Word for word, set down the listing that appears after this line.

━━━ INPUT DATA ━━━

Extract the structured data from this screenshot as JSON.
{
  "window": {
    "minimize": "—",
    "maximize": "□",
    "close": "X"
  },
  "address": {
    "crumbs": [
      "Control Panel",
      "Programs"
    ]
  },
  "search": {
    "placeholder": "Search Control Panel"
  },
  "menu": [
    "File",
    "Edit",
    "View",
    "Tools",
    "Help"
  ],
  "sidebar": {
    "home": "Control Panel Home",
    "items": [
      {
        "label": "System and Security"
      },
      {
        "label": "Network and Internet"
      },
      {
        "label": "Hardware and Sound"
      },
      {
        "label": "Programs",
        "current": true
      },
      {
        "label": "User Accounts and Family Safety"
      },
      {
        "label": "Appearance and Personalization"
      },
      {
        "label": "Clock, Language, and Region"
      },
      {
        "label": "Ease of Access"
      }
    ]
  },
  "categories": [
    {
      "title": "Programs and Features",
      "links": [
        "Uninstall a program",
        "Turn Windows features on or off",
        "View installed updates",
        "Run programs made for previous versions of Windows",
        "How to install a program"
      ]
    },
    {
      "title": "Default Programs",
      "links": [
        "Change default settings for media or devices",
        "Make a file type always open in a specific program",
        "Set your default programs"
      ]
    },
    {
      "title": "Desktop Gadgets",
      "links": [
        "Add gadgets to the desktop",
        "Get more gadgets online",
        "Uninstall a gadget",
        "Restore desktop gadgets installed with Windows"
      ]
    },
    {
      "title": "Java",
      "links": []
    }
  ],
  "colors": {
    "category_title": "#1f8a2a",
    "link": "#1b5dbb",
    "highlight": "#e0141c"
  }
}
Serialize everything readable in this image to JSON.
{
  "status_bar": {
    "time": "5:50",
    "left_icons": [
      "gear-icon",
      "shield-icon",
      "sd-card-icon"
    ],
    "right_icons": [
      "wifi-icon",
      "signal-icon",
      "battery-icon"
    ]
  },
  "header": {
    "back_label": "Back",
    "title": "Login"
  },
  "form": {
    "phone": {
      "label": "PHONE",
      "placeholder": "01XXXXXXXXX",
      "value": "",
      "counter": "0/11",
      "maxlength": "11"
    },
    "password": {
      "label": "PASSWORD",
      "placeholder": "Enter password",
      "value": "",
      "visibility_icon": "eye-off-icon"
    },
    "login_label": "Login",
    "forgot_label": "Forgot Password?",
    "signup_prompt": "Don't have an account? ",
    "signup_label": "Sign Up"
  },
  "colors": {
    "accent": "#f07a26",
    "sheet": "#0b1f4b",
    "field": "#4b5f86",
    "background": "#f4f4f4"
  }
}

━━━

## OUTPUT OF THE EXERCISE
Extract the structured data from this screenshot as JSON.
{
  "window": {
    "minimize": "—",
    "maximize": "□",
    "close": "X"
  },
  "address": {
    "crumbs": [
      "Control Panel",
      "Programs"
    ]
  },
  "search": {
    "placeholder": "Search Control Panel"
  },
  "menu": [
    "File",
    "Edit",
    "View",
    "Tools",
    "Help"
  ],
  "sidebar": {
    "home": "Control Panel Home",
    "items": [
      {
        "label": "System and Security"
      },
      {
        "label": "Network and Internet"
      },
      {
        "label": "Hardware and Sound"
      },
      {
        "label": "Programs",
        "current": true
      },
      {
        "label": "User Accounts and Family Safety"
      },
      {
        "label": "Appearance and Personalization"
      },
      {
        "label": "Clock, Language, and Region"
      },
      {
        "label": "Ease of Access"
      }
    ]
  },
  "categories": [
    {
      "title": "Programs and Features",
      "links": [
        "Uninstall a program",
        "Turn Windows features on or off",
        "View installed updates",
        "Run programs made for previous versions of Windows",
        "How to install a program"
      ]
    },
    {
      "title": "Default Programs",
      "links": [
        "Change default settings for media or devices",
        "Make a file type always open in a specific program",
        "Set your default programs"
      ]
    },
    {
      "title": "Desktop Gadgets",
      "links": [
        "Add gadgets to the desktop",
        "Get more gadgets online",
        "Uninstall a gadget",
        "Restore desktop gadgets installed with Windows"
      ]
    },
    {
      "title": "Java",
      "links": []
    }
  ],
  "colors": {
    "category_title": "#1f8a2a",
    "link": "#1b5dbb",
    "highlight": "#e0141c"
  }
}
Serialize everything readable in this image to JSON.
{
  "status_bar": {
    "time": "5:50",
    "left_icons": [
      "gear-icon",
      "shield-icon",
      "sd-card-icon"
    ],
    "right_icons": [
      "wifi-icon",
      "signal-icon",
      "battery-icon"
    ]
  },
  "header": {
    "back_label": "Back",
    "title": "Login"
  },
  "form": {
    "phone": {
      "label": "PHONE",
      "placeholder": "01XXXXXXXXX",
      "value": "",
      "counter": "0/11",
      "maxlength": "11"
    },
    "password": {
      "label": "PASSWORD",
      "placeholder": "Enter password",
      "value": "",
      "visibility_icon": "eye-off-icon"
    },
    "login_label": "Login",
    "forgot_label": "Forgot Password?",
    "signup_prompt": "Don't have an account? ",
    "signup_label": "Sign Up"
  },
  "colors": {
    "accent": "#f07a26",
    "sheet": "#0b1f4b",
    "field": "#4b5f86",
    "background": "#f4f4f4"
  }
}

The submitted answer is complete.